'Detention without trial all too common in Israel'

A top Israeli military judge disclosed that 2700 Palestinians were detained without trial this year.

A top Israeli military judge disclosed that 2700 Palestinians were detained without trial this year.

Colonel Shaul Gordon, chief justice of the army's West Bank appeals court, told the soldiers' weekly Bamahane that 2000 of the detainees filed appeals, and their detention was shortened in many cases.

The practice of administrative detention has been harshly criticised by Palestinians and human rights groups, who say that if the military has evidence against suspects, it should put them on trial. The military has responded that sometimes evidence is too sensitive to submit to a trial.

"Sometimes we get the impression that with more effort in the investigation, an indictment could have been brought because that is the best way," Gordon said.

The publication reported that Gordon instituted basic reforms in the military court system during his term.

Until 2002 military courts were part of the army prosecution system, but Gordon forced a separation, making the courts independent.

"Today every defence lawyer knows the prosecution is a separate entity from the courts," he said.

Also, until two years ago, the military used army officers with no legal training as judges.

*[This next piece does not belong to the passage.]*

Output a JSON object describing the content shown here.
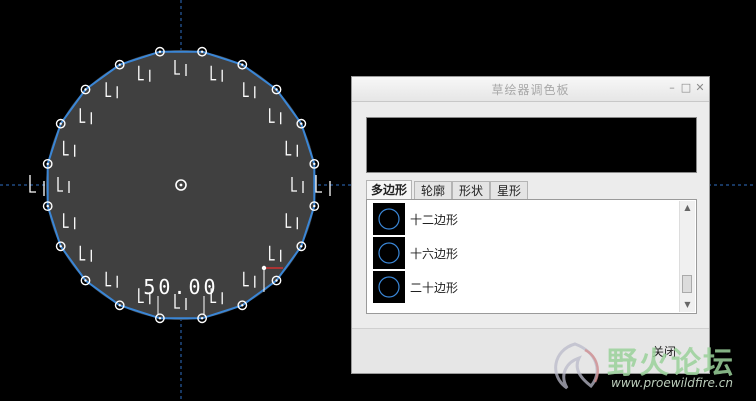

The weekly said standard procedure was to run defendants through the judicial process at top speed, with officers doing duty as judges regardless of qualifications. - Sapa-AP

X